> [TASK TO CARRY OUT]
Which lines in the data below contain the word "this"? Pull each of them out.

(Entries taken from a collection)
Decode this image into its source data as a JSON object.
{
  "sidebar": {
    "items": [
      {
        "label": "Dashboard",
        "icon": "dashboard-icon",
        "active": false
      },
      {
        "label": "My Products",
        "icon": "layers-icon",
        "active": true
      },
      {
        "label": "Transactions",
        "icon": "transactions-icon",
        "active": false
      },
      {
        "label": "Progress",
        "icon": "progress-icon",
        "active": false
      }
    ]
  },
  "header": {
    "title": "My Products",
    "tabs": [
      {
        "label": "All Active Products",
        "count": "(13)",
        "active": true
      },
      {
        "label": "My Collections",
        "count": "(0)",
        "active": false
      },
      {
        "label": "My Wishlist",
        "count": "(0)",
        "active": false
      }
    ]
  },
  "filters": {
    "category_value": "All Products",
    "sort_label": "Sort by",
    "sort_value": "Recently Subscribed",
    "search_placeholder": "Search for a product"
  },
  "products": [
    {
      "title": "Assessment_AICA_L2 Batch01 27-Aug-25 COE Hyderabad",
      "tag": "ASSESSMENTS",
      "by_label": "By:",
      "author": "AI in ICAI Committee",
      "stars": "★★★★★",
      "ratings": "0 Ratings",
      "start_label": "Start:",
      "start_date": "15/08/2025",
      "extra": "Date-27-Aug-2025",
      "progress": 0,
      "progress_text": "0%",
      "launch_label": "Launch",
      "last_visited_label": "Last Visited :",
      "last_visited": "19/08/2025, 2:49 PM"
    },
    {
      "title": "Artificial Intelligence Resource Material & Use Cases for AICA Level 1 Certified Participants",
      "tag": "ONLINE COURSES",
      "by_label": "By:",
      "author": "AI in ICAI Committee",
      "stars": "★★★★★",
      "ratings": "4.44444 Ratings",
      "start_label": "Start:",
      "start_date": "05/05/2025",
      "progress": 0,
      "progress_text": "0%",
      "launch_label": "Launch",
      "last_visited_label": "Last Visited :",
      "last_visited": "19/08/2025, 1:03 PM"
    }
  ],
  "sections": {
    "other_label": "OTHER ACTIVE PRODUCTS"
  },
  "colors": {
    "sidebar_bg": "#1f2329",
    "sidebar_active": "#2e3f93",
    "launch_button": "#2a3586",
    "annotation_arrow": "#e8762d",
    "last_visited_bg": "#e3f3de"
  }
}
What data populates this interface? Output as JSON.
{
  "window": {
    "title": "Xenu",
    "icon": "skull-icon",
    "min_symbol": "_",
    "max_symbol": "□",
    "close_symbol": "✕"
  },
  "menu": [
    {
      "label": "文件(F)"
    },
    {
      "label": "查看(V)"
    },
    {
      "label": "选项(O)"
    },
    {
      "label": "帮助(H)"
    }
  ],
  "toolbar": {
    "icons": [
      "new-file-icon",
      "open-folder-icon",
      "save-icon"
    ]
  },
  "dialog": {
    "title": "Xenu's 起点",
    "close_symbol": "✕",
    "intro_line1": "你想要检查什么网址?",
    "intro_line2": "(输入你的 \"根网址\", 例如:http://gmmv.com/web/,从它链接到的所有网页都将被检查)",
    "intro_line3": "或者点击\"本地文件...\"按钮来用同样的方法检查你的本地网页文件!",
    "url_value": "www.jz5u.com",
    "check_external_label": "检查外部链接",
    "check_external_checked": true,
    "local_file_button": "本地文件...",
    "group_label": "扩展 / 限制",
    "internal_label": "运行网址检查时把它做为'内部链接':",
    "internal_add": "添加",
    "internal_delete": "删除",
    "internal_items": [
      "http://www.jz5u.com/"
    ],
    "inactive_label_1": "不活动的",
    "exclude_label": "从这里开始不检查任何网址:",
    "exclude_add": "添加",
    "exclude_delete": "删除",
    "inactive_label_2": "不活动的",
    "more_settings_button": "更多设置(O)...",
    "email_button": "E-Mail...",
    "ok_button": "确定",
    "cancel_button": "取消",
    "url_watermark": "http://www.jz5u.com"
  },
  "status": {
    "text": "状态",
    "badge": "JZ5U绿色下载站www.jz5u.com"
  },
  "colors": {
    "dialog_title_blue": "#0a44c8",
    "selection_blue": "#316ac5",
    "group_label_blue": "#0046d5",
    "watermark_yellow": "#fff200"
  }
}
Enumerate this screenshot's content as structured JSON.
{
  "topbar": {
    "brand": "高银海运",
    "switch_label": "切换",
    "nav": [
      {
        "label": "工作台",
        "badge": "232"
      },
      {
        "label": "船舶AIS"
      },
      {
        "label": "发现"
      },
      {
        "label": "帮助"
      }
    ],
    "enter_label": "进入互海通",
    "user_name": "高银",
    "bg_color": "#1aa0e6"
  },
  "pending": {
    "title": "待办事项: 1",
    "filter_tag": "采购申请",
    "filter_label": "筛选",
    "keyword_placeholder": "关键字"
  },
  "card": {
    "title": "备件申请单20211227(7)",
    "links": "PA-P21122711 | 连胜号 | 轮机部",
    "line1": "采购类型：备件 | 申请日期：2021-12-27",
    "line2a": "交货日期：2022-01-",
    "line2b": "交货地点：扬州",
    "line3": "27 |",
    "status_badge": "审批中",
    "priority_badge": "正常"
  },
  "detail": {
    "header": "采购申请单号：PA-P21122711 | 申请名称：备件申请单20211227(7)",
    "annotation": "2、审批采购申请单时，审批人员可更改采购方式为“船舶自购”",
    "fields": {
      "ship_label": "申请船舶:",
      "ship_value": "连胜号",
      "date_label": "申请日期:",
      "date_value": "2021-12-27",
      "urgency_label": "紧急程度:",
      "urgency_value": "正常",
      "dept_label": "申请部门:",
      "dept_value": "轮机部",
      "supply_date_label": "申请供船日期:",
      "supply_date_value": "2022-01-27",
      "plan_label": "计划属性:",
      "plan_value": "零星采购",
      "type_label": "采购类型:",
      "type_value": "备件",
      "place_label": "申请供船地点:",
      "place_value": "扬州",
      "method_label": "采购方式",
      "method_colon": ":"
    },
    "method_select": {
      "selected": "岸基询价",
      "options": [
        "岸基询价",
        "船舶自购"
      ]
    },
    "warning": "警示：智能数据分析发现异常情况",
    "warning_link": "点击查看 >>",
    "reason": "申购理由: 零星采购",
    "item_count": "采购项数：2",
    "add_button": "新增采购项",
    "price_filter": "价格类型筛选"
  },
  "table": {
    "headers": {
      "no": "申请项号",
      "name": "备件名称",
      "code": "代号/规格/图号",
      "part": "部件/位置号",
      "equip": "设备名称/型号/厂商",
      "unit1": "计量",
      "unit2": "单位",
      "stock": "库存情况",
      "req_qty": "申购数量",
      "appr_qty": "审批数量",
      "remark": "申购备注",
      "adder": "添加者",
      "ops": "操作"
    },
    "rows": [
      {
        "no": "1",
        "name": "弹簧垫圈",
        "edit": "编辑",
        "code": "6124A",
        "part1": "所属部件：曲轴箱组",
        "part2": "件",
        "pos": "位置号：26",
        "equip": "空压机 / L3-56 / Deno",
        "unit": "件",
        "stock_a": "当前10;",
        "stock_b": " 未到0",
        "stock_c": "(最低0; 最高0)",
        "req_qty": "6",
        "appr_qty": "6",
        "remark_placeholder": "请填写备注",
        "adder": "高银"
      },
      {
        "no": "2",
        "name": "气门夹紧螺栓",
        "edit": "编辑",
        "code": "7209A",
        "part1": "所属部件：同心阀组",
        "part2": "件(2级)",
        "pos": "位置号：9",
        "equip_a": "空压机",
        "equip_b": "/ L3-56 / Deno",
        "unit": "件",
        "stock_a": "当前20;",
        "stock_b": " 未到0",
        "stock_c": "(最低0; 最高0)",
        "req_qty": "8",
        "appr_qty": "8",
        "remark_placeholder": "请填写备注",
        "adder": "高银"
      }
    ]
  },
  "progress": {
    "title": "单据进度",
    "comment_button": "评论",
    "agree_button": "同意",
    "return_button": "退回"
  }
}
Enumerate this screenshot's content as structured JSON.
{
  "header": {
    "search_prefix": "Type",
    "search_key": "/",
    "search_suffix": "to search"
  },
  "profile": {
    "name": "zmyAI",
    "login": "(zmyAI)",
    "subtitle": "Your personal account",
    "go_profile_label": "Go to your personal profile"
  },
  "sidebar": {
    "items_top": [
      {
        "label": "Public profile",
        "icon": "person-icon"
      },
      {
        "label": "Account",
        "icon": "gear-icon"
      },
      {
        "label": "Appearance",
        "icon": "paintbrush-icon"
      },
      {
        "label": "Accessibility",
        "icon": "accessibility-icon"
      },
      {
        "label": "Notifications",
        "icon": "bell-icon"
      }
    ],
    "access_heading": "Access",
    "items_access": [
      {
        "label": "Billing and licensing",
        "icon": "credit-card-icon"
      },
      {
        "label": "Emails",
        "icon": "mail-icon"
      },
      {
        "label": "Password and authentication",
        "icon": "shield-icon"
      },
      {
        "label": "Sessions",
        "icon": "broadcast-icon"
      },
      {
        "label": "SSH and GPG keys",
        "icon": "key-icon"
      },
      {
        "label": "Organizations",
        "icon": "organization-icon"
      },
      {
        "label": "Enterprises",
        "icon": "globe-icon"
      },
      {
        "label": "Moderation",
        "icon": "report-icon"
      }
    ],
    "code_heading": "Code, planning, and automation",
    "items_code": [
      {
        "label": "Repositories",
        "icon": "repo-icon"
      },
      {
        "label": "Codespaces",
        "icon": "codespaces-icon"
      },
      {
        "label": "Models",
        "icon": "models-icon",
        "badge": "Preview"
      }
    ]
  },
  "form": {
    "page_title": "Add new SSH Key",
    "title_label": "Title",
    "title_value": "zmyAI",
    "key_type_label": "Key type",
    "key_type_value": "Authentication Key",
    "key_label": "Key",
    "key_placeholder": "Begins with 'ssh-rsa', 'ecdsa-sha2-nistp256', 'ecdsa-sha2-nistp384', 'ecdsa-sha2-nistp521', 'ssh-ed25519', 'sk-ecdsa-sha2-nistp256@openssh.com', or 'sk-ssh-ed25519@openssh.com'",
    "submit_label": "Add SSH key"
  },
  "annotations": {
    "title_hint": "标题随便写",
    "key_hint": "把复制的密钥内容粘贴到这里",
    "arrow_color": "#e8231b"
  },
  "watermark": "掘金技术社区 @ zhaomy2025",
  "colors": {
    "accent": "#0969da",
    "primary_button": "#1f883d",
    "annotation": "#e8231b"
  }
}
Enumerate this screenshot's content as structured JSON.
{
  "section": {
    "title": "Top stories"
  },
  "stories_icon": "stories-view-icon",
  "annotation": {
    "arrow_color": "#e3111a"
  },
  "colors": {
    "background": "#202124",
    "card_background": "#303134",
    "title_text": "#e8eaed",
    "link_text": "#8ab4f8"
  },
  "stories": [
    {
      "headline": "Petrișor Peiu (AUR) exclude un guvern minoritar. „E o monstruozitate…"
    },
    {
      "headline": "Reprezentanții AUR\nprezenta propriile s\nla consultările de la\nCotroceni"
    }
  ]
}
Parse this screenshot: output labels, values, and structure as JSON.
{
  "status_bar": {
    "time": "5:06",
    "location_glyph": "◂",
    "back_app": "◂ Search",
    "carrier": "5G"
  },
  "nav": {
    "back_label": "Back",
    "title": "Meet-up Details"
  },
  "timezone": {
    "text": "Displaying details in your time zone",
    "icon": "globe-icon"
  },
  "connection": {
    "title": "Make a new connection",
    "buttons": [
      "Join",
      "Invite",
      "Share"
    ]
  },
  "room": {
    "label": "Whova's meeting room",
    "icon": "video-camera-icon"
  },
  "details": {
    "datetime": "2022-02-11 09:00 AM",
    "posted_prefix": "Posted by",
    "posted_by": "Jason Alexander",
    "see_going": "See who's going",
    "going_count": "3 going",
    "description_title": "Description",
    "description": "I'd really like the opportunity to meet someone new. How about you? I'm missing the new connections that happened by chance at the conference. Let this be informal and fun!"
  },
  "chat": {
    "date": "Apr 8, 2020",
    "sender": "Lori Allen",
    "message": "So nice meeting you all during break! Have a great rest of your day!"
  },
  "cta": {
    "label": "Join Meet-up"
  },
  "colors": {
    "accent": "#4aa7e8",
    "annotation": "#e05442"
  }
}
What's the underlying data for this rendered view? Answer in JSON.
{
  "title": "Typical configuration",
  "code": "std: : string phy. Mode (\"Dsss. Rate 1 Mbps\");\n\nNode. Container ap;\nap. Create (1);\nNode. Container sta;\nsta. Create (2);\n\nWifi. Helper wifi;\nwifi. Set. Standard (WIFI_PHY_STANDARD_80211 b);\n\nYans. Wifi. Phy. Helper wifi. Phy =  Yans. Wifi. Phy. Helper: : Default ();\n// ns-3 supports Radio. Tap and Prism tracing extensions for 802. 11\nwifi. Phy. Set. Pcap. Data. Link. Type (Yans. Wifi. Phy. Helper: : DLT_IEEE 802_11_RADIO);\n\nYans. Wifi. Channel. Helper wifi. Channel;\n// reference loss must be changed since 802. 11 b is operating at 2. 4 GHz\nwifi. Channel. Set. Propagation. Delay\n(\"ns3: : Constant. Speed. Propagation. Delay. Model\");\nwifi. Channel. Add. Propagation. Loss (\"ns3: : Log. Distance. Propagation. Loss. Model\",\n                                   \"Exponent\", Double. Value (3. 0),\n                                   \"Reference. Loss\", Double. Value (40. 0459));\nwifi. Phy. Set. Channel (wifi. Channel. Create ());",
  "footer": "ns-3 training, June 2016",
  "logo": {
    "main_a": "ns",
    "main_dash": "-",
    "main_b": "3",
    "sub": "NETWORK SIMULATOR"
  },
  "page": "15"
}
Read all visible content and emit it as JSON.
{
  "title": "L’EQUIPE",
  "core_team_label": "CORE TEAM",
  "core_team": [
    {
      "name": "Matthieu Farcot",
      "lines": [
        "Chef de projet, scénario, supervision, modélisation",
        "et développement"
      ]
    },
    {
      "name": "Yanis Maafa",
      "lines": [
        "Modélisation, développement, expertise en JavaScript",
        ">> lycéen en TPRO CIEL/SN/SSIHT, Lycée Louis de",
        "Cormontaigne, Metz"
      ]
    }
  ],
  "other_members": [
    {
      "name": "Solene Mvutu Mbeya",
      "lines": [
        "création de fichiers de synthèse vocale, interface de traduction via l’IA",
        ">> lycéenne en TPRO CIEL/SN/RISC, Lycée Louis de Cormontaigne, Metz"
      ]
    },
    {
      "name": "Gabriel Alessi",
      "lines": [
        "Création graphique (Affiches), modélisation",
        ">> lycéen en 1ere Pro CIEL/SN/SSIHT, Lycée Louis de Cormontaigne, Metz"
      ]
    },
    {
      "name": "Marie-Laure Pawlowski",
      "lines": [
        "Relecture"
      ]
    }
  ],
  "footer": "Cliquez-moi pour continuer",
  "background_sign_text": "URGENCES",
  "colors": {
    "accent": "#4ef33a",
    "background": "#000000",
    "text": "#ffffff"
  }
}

> [RESPONSE AREA]
Decode this image into its source data as a JSON object.
What data populates this interface? Output as JSON.
Enumerate this screenshot's content as structured JSON.
Enumerate this screenshot's content as structured JSON.
Enumerate this screenshot's content as structured JSON.
Parse this screenshot: output labels, values, and structure as JSON.
    "description": "I'd really like the opportunity to meet someone new. How about you? I'm missing the new connections that happened by chance at the conference. Let this be informal and fun!"
What's the underlying data for this rendered view? Answer in JSON.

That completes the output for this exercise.